◆ What needs to be done
All of the data below should be printed again exactly, pictures excluded.

== Segment start ==

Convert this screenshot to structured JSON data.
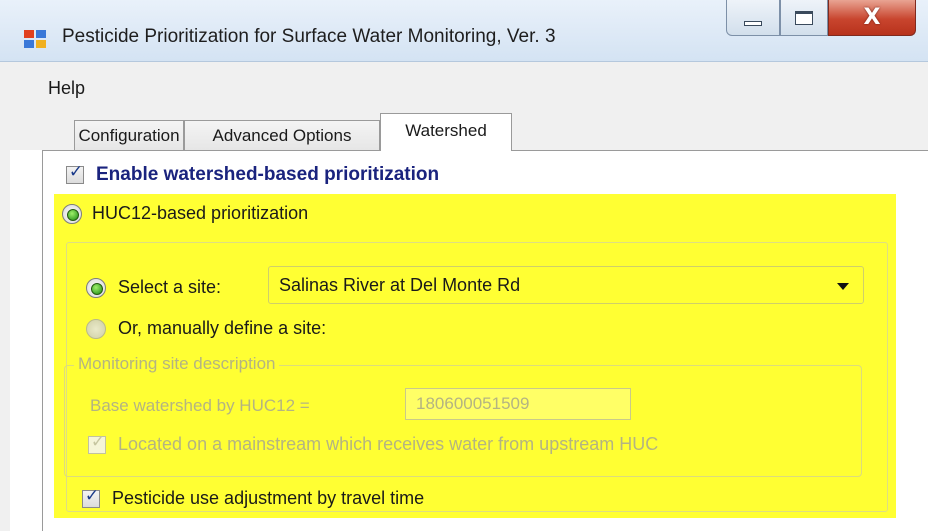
{
  "window": {
    "title": "Pesticide Prioritization for Surface Water Monitoring, Ver. 3",
    "close_glyph": "X"
  },
  "menu": {
    "items": [
      {
        "label": "Help"
      }
    ]
  },
  "tabs": [
    {
      "label": "Configuration",
      "active": false
    },
    {
      "label": "Advanced Options",
      "active": false
    },
    {
      "label": "Watershed",
      "active": true
    }
  ],
  "watershed": {
    "enable": {
      "label": "Enable watershed-based prioritization",
      "checked": true
    },
    "huc12": {
      "label": "HUC12-based prioritization",
      "selected": true
    },
    "select_site": {
      "label": "Select a site:",
      "selected": true,
      "dropdown_value": "Salinas River at Del Monte Rd"
    },
    "manual_site": {
      "label": "Or, manually define a site:",
      "selected": false
    },
    "monitoring_group": {
      "legend": "Monitoring site description",
      "base_label": "Base watershed by HUC12 =",
      "base_value": "180600051509",
      "mainstream": {
        "label": "Located on a mainstream which receives water from upstream HUC",
        "checked": true,
        "disabled": true
      }
    },
    "adjust": {
      "label": "Pesticide use adjustment by travel time",
      "checked": true
    }
  },
  "colors": {
    "highlight": "#ffff33",
    "enable_label": "#1a237e",
    "disabled_text": "#b4b482",
    "close_button": "#c8452e"
  },
  "icons": {
    "check": "✓"
  }
}
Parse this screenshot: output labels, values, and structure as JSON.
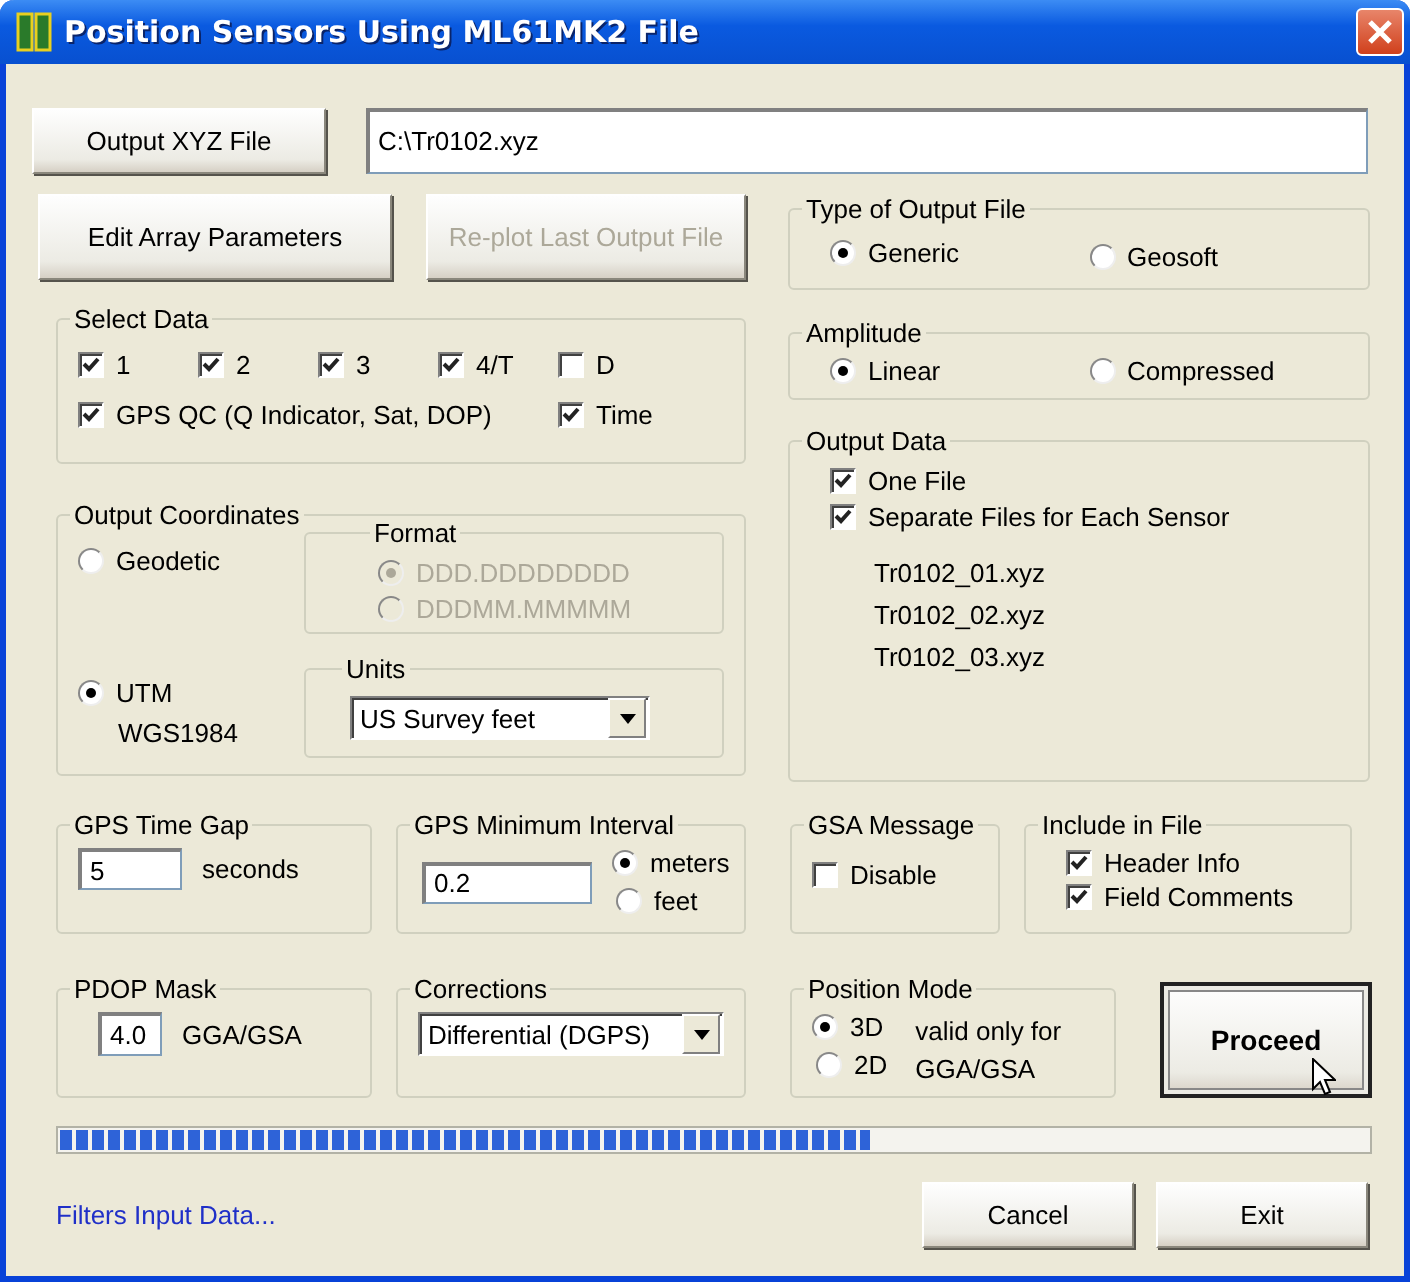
{
  "window": {
    "title": "Position Sensors Using ML61MK2 File"
  },
  "output_file": {
    "button": "Output XYZ File",
    "value": "C:\\Tr0102.xyz"
  },
  "action_buttons": [
    {
      "label": "Edit Array Parameters",
      "disabled": false
    },
    {
      "label": "Re-plot Last Output File",
      "disabled": true
    }
  ],
  "select_data": {
    "title": "Select Data",
    "items": [
      {
        "label": "1",
        "checked": true
      },
      {
        "label": "2",
        "checked": true
      },
      {
        "label": "3",
        "checked": true
      },
      {
        "label": "4/T",
        "checked": true
      },
      {
        "label": "D",
        "checked": false
      },
      {
        "label": "GPS QC (Q Indicator, Sat, DOP)",
        "checked": true
      },
      {
        "label": "Time",
        "checked": true
      }
    ]
  },
  "output_coordinates": {
    "title": "Output Coordinates",
    "systems": [
      {
        "label": "Geodetic",
        "selected": false
      },
      {
        "label": "UTM",
        "selected": true,
        "note": "WGS1984"
      }
    ],
    "format": {
      "title": "Format",
      "disabled": true,
      "options": [
        {
          "label": "DDD.DDDDDDDD",
          "selected": true
        },
        {
          "label": "DDDMM.MMMMM",
          "selected": false
        }
      ]
    },
    "units": {
      "title": "Units",
      "value": "US Survey feet"
    }
  },
  "type_of_output_file": {
    "title": "Type of Output File",
    "options": [
      {
        "label": "Generic",
        "selected": true
      },
      {
        "label": "Geosoft",
        "selected": false
      }
    ]
  },
  "amplitude": {
    "title": "Amplitude",
    "options": [
      {
        "label": "Linear",
        "selected": true
      },
      {
        "label": "Compressed",
        "selected": false
      }
    ]
  },
  "output_data": {
    "title": "Output Data",
    "options": [
      {
        "label": "One File",
        "checked": true
      },
      {
        "label": "Separate Files for Each Sensor",
        "checked": true
      }
    ],
    "files": [
      "Tr0102_01.xyz",
      "Tr0102_02.xyz",
      "Tr0102_03.xyz"
    ]
  },
  "gps_time_gap": {
    "title": "GPS Time Gap",
    "value": "5",
    "unit": "seconds"
  },
  "gps_minimum_interval": {
    "title": "GPS Minimum Interval",
    "value": "0.2",
    "options": [
      {
        "label": "meters",
        "selected": true
      },
      {
        "label": "feet",
        "selected": false
      }
    ]
  },
  "gsa_message": {
    "title": "GSA Message",
    "options": [
      {
        "label": "Disable",
        "checked": false
      }
    ]
  },
  "include_in_file": {
    "title": "Include in File",
    "options": [
      {
        "label": "Header Info",
        "checked": true
      },
      {
        "label": "Field Comments",
        "checked": true
      }
    ]
  },
  "pdop_mask": {
    "title": "PDOP Mask",
    "value": "4.0",
    "unit": "GGA/GSA"
  },
  "corrections": {
    "title": "Corrections",
    "value": "Differential (DGPS)"
  },
  "position_mode": {
    "title": "Position Mode",
    "options": [
      {
        "label": "3D",
        "selected": true
      },
      {
        "label": "2D",
        "selected": false
      }
    ],
    "note": "valid only for GGA/GSA"
  },
  "proceed_button": {
    "label": "Proceed",
    "focused": true
  },
  "progress": {
    "level": 0.62
  },
  "filters_link": "Filters Input Data...",
  "dialog_buttons": [
    {
      "label": "Cancel"
    },
    {
      "label": "Exit"
    }
  ]
}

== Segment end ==

◆ Answer
Convert this screenshot to structured JSON data.
{
  "window": {
    "title": "Pesticide Prioritization for Surface Water Monitoring, Ver. 3",
    "close_glyph": "X"
  },
  "menu": {
    "items": [
      {
        "label": "Help"
      }
    ]
  },
  "tabs": [
    {
      "label": "Configuration",
      "active": false
    },
    {
      "label": "Advanced Options",
      "active": false
    },
    {
      "label": "Watershed",
      "active": true
    }
  ],
  "watershed": {
    "enable": {
      "label": "Enable watershed-based prioritization",
      "checked": true
    },
    "huc12": {
      "label": "HUC12-based prioritization",
      "selected": true
    },
    "select_site": {
      "label": "Select a site:",
      "selected": true,
      "dropdown_value": "Salinas River at Del Monte Rd"
    },
    "manual_site": {
      "label": "Or, manually define a site:",
      "selected": false
    },
    "monitoring_group": {
      "legend": "Monitoring site description",
      "base_label": "Base watershed by HUC12 =",
      "base_value": "180600051509",
      "mainstream": {
        "label": "Located on a mainstream which receives water from upstream HUC",
        "checked": true,
        "disabled": true
      }
    },
    "adjust": {
      "label": "Pesticide use adjustment by travel time",
      "checked": true
    }
  },
  "colors": {
    "highlight": "#ffff33",
    "enable_label": "#1a237e",
    "disabled_text": "#b4b482",
    "close_button": "#c8452e"
  },
  "icons": {
    "check": "✓"
  }
}
Parse this screenshot: output labels, values, and structure as JSON.
{
  "window": {
    "title": "Position Sensors Using ML61MK2 File"
  },
  "output_file": {
    "button": "Output XYZ File",
    "value": "C:\\Tr0102.xyz"
  },
  "action_buttons": [
    {
      "label": "Edit Array Parameters",
      "disabled": false
    },
    {
      "label": "Re-plot Last Output File",
      "disabled": true
    }
  ],
  "select_data": {
    "title": "Select Data",
    "items": [
      {
        "label": "1",
        "checked": true
      },
      {
        "label": "2",
        "checked": true
      },
      {
        "label": "3",
        "checked": true
      },
      {
        "label": "4/T",
        "checked": true
      },
      {
        "label": "D",
        "checked": false
      },
      {
        "label": "GPS QC (Q Indicator, Sat, DOP)",
        "checked": true
      },
      {
        "label": "Time",
        "checked": true
      }
    ]
  },
  "output_coordinates": {
    "title": "Output Coordinates",
    "systems": [
      {
        "label": "Geodetic",
        "selected": false
      },
      {
        "label": "UTM",
        "selected": true,
        "note": "WGS1984"
      }
    ],
    "format": {
      "title": "Format",
      "disabled": true,
      "options": [
        {
          "label": "DDD.DDDDDDDD",
          "selected": true
        },
        {
          "label": "DDDMM.MMMMM",
          "selected": false
        }
      ]
    },
    "units": {
      "title": "Units",
      "value": "US Survey feet"
    }
  },
  "type_of_output_file": {
    "title": "Type of Output File",
    "options": [
      {
        "label": "Generic",
        "selected": true
      },
      {
        "label": "Geosoft",
        "selected": false
      }
    ]
  },
  "amplitude": {
    "title": "Amplitude",
    "options": [
      {
        "label": "Linear",
        "selected": true
      },
      {
        "label": "Compressed",
        "selected": false
      }
    ]
  },
  "output_data": {
    "title": "Output Data",
    "options": [
      {
        "label": "One File",
        "checked": true
      },
      {
        "label": "Separate Files for Each Sensor",
        "checked": true
      }
    ],
    "files": [
      "Tr0102_01.xyz",
      "Tr0102_02.xyz",
      "Tr0102_03.xyz"
    ]
  },
  "gps_time_gap": {
    "title": "GPS Time Gap",
    "value": "5",
    "unit": "seconds"
  },
  "gps_minimum_interval": {
    "title": "GPS Minimum Interval",
    "value": "0.2",
    "options": [
      {
        "label": "meters",
        "selected": true
      },
      {
        "label": "feet",
        "selected": false
      }
    ]
  },
  "gsa_message": {
    "title": "GSA Message",
    "options": [
      {
        "label": "Disable",
        "checked": false
      }
    ]
  },
  "include_in_file": {
    "title": "Include in File",
    "options": [
      {
        "label": "Header Info",
        "checked": true
      },
      {
        "label": "Field Comments",
        "checked": true
      }
    ]
  },
  "pdop_mask": {
    "title": "PDOP Mask",
    "value": "4.0",
    "unit": "GGA/GSA"
  },
  "corrections": {
    "title": "Corrections",
    "value": "Differential (DGPS)"
  },
  "position_mode": {
    "title": "Position Mode",
    "options": [
      {
        "label": "3D",
        "selected": true
      },
      {
        "label": "2D",
        "selected": false
      }
    ],
    "note": "valid only for GGA/GSA"
  },
  "proceed_button": {
    "label": "Proceed",
    "focused": true
  },
  "progress": {
    "level": 0.62
  },
  "filters_link": "Filters Input Data...",
  "dialog_buttons": [
    {
      "label": "Cancel"
    },
    {
      "label": "Exit"
    }
  ]
}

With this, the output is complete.